San Francisco Republican Party Chairman John Dennis says he supports serious talks on the topic, but not reparations. Is not …
“This conversation we have in San Francisco is not serious at all. They just spewed numbers, no analysis,” Dennis said. “It seems silly. It also seems to be the only city this could possibly pass through.”
A board led by supervisor Shaman Walton has approved a statewide task force for California Governor Gavin Newsom amid nationwide chaos after a white Minneapolis police officer killed George Floyd, a black man. A few months later, in late 2020, we set up a 15-member reparations committee.
At Tuesday’s hearing, the board may direct staff to conduct further investigations, draft legislation, and schedule more meetings. The Commission’s final report is expected in June.
A California task force continues to consider recommendations that include monetary compensation. The report he plans to submit to Congress on July 1st. At that point, it is up to lawmakers to draft and pass legislation, often a lengthy process.
A state commission made a controversial decision in March to limit reparations to descendants of blacks who were in the country in the 19th century. Some compensation advocates say this approach misses the ongoing harm black immigrants are suffering.
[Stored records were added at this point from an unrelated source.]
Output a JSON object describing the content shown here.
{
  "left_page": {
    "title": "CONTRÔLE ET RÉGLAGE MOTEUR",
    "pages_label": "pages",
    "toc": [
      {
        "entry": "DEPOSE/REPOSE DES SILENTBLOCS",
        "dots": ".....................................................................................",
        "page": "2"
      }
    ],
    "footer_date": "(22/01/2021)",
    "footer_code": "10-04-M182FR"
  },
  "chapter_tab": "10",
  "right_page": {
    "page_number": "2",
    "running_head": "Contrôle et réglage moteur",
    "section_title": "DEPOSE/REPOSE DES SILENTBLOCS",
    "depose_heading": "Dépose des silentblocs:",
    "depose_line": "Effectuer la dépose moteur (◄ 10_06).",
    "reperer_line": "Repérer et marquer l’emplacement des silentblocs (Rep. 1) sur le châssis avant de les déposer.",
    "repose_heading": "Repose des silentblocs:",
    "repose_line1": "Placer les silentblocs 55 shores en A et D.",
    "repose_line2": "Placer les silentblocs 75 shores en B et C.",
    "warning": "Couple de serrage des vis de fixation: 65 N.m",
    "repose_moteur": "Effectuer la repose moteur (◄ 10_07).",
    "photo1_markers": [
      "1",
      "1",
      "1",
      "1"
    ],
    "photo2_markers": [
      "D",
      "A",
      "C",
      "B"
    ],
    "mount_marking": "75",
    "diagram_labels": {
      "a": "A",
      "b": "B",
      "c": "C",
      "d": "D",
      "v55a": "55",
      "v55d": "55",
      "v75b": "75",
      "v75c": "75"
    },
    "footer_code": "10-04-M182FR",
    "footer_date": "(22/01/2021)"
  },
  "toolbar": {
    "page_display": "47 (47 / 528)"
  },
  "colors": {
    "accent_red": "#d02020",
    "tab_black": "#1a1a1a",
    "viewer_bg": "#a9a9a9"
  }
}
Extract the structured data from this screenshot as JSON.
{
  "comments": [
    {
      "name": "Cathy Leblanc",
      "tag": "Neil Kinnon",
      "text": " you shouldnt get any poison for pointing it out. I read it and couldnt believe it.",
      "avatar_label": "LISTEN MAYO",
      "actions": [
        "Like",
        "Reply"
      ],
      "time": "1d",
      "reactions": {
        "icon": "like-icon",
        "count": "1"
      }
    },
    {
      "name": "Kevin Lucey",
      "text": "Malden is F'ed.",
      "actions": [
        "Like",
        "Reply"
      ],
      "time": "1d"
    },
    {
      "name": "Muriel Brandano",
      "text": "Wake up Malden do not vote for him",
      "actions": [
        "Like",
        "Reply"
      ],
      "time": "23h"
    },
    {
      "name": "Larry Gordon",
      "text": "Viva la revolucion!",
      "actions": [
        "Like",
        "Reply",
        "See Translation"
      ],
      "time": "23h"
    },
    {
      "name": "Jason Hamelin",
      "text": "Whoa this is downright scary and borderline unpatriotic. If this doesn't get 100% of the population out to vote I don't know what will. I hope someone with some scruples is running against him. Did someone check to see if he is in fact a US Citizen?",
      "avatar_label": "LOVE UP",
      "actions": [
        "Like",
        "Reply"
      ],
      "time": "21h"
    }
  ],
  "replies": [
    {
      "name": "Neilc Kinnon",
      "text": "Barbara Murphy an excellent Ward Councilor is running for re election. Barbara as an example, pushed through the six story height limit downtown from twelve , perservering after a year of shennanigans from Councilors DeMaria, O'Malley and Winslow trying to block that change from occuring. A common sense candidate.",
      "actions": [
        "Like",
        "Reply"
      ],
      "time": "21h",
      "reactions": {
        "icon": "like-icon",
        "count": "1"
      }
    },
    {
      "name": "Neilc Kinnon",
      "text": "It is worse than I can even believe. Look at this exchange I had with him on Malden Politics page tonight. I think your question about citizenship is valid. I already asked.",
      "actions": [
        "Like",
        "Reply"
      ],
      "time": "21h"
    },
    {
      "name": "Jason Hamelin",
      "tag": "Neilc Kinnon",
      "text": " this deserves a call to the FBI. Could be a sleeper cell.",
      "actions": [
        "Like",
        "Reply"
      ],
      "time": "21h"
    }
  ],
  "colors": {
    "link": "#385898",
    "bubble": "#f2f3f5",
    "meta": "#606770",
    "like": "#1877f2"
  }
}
The San Francisco draft recommendation requires that you be at least 18 years old and have been identified in official documentation as “Black/African American” for at least 10 years. The list is subject to change, but an eligible person must meet no less than two of the eight criteria he has.
These criteria include being born in San Francisco between 1940 and 1996, or immigrating to San Francisco and living in San Francisco for 13 years or more. Displaced or descendants of persons displaced from San Francisco by urban renewal from 1954 to 1973. Attend the city’s public schools before racial segregation is fully abolished. or descendants of Americans who were enslaved before 1865.
The Chicago suburb of Evanston became the first U.S. city to contribute reparations. The city funded those eligible for home repairs, down payments, interest and late penalties on real estate in the city. In December, the Boston City Council approved a Compensation Investigation Task Force.
https://www.dailynews.com/2023/03/14/san-francisco-reparations-idea-5-million-per-black-person/ $5 million per black man – Daily News